Time for another round-up of some of the many books I’ve been devouring lately.
I love, love, love random facts and entertaining trivia. As a child the only games my parents and I would play were “Scrabble” and “Trivial Pursuit”, and we regularly gather for family crossword puzzle-solving contests. I’m also a bit of a history buff, with a passion for “everyday history” – stories of the lives of everyday people throughout history. This humorous collection of food-themed information tidbits, then, really hit the spot. Ever since picking up this book in my local library I’ve been
boring thrilling friends and family with some of the factoids I’ve gleaned from its pages – did you know, for example, that the breakfast favourite currently known as French toast was originally called German toast, and was renamed on account of the First World War? Fascinating! The book is arranged in chronological order, going back as far as prehistoric times, and each anecdote is just a little morsel.
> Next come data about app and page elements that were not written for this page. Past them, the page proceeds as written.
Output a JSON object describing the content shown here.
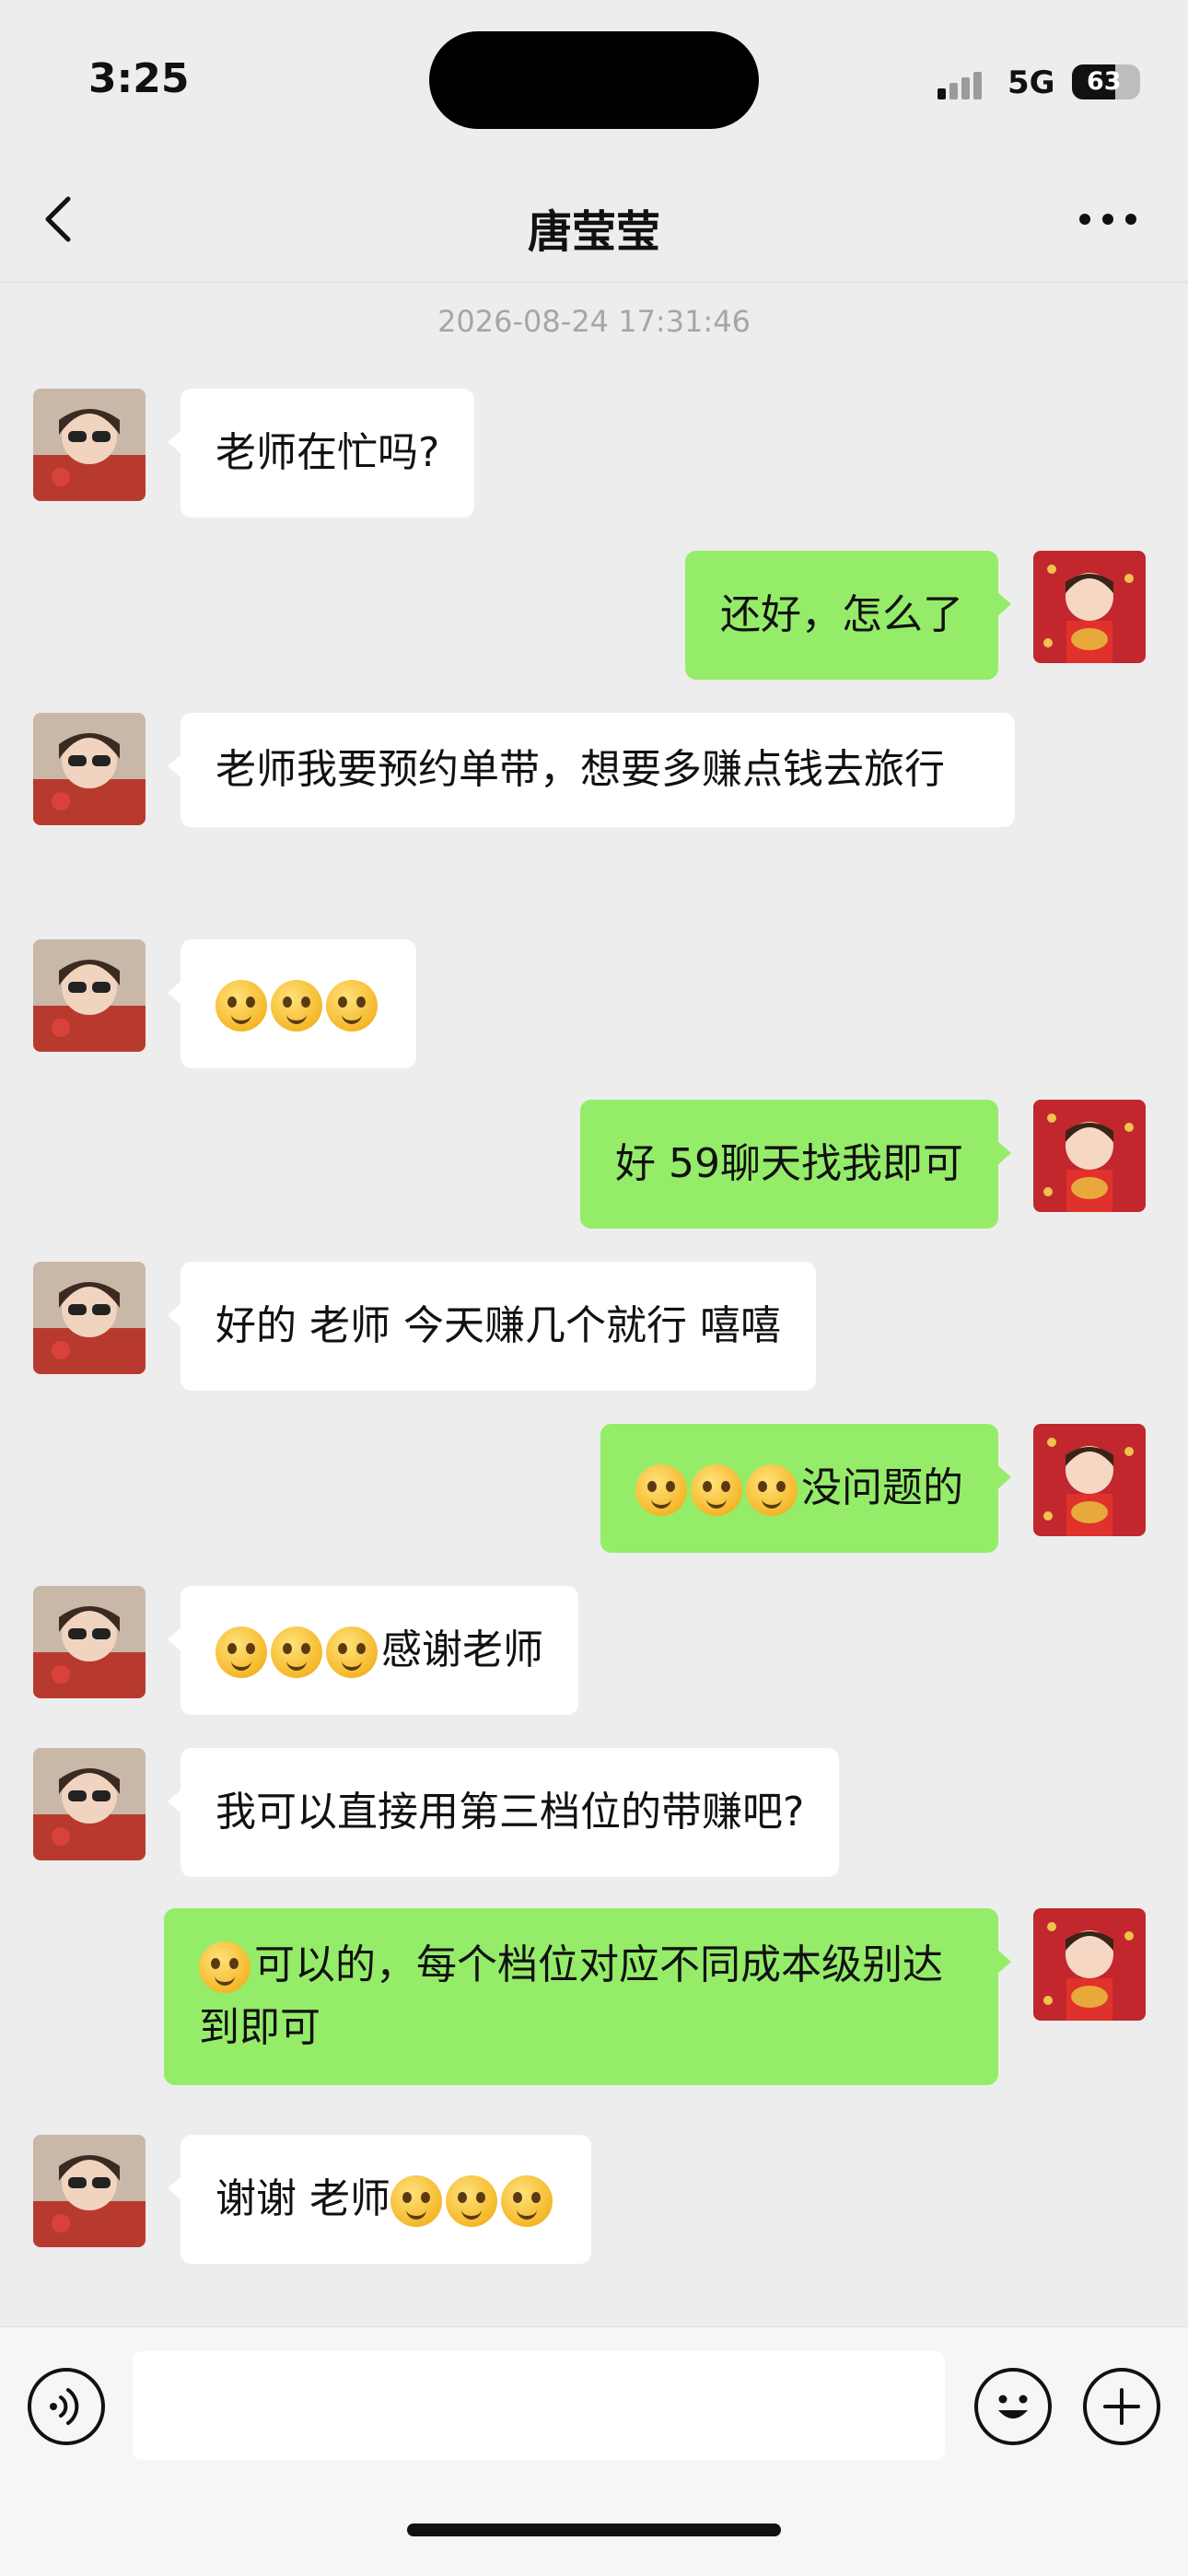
{
  "status_bar": {
    "time": "3:25",
    "network": "5G",
    "battery_percent": 63,
    "battery_label": "63",
    "signal_bars": 4
  },
  "nav": {
    "title": "唐莹莹",
    "back_icon": "chevron-left-icon",
    "more_icon": "more-dots-icon"
  },
  "chat": {
    "timestamp": "2026-08-24 17:31:46",
    "messages": [
      {
        "side": "in",
        "text": "老师在忙吗?"
      },
      {
        "side": "out",
        "text": "还好，怎么了"
      },
      {
        "side": "in",
        "text": "老师我要预约单带，想要多赚点钱去旅行"
      },
      {
        "side": "in",
        "emoji": "salute-face-emoji",
        "emoji_count": 3,
        "text": ""
      },
      {
        "side": "out",
        "text": "好 59聊天找我即可"
      },
      {
        "side": "in",
        "text": "好的 老师 今天赚几个就行 嘻嘻"
      },
      {
        "side": "out",
        "emoji": "smirk-face-emoji",
        "emoji_count": 3,
        "text": "没问题的"
      },
      {
        "side": "in",
        "emoji": "fighting-face-emoji",
        "emoji_count": 3,
        "text": "感谢老师"
      },
      {
        "side": "in",
        "text": "我可以直接用第三档位的带赚吧?"
      },
      {
        "side": "out",
        "emoji": "ok-hand-emoji",
        "emoji_count": 1,
        "text": "可以的，每个档位对应不同成本级别达到即可"
      },
      {
        "side": "in",
        "text": "谢谢 老师",
        "emoji_after": "grin-face-emoji",
        "emoji_after_count": 3
      }
    ]
  },
  "input_bar": {
    "voice_icon": "voice-icon",
    "emoji_icon": "emoji-face-icon",
    "plus_icon": "plus-circle-icon",
    "placeholder": ""
  },
  "colors": {
    "background": "#ededed",
    "incoming_bubble": "#ffffff",
    "outgoing_bubble": "#95ec69",
    "timestamp": "#a6a6a6"
  }
}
It’s a perfect commuting book, as you can easily read a tidbit or two and pick it up again hours later.
I love historical fiction, and I quite enjoyed “The Other Boleyn Girl”, despite its questionable portrayal of Anne Boleyn, but I just could not get into The Red Queen. A major reason for this is that I could not stand the protagonist, Margaret Beaufort. I understand that the reader is meant to admire this woman’s tenacity and her determination, even if they cannot stand her personality, but I just could not bring myself to care about this character, and so there was no reason for me to feel any involvement in the story. Margaret at times seemed more like a present-day teenager than a woman of the early Tudor era. Readers are encouraged to feel that Margaret is particularly cruelly treated because she is repeatedly forced into arranged marriages, however arranged marriages were considered the norm for hundreds of years, and it is probable that a well-born woman like Margaret would have expected such a marriage as a matter of course. As well, while arranged marriage at the age of 12 seems abhorrent to modern readers, average life expectancy at birth in Tudor England is typically thought to have been around 35 years of age. A 12 year old girl would likely have been nearing middle age, and her marriage would not have been all that unusual. When writing about history it is all too easy to reimagine the past through the lens of the present, which can make it easier for readers to identify with characters and understand cultures that have long since disappeared. This is a work of fiction, which means the author can do whatever the heck she pleases, but Gregory’s novels are often touted as being impeccably researched and are unfortunately sometimes viewed as historical fact rather than interpretation, which can be problematic for readers.
I have long been a fan of P D James and her Inspector Dalgliesh novels, and I was delighted to find a copy of her debut novel at a library book sale. I had never read this early novel, and I found it quite fascinating. Beyond being an engaging mystery, Cover Her Face provides insight into 1960s England, particularly the social conventions of this turbulent era. Much of the story revolves around an unwed mother of questionable moral character, whose murder highlights the prejudices of English society. What really struck me were the unnerving parallels between several of the scenes in the book and comments recently made public from 2016 potential presidential hopeful Jeb Bush. Mr. Bush is quoted in a 1995 book Profiles in Character as saying:
One of the reasons more young women are giving birth out of wedlock and more young men are walking away from their paternal obligations is that there is no longer a stigma attached to this behavior, no reason to feel shame. Many of these young women and young men look around and see their friends engaged in the same irresponsible conduct. Their parents and neighbors have become ineffective at attaching some sense of ridicule to this behavior. There was a time when neighbors and communities would frown on out of wedlock births and when public condemnation was enough of a stimulus for one to be careful.
Now, here’s a passage from Cover Her Face, in which several characters are debating the treatment of unwed mothers in the community.
‘I don’t think, Doctor, that we should talk about the problem of these children too lightly. Naturally we must show Christian charity’ – here Miss Liddell gave a half bow in the direction of the vicar as if acknowledging the presence of another expert and apologizing for the intrusion into his field – ‘but I can’t help feeling that society as a whole is getting too soft with these girls. The moral standards of the country will continue to fall if these children are to receive more consideration than those born in wedlock. And it’s happing already! There’s many a poor, respectable mother who doesn’t get half the fussing and attention which is lavished on some of these girls.’
33 years separate these two passages, yet remarkably little has changed in their societal view of unmarried mothers. Note that the women referred to in Cover Her Face are not young teenagers but grown women in their twenties, living in an era in which sexual education and access to contraception was limited – unfortunately these conditions have also changed little in parts of North America. Though primarily an entertaining who-done-it, Cover Her Face is an engaging look at a bygone era that remains eerily connected to the present day.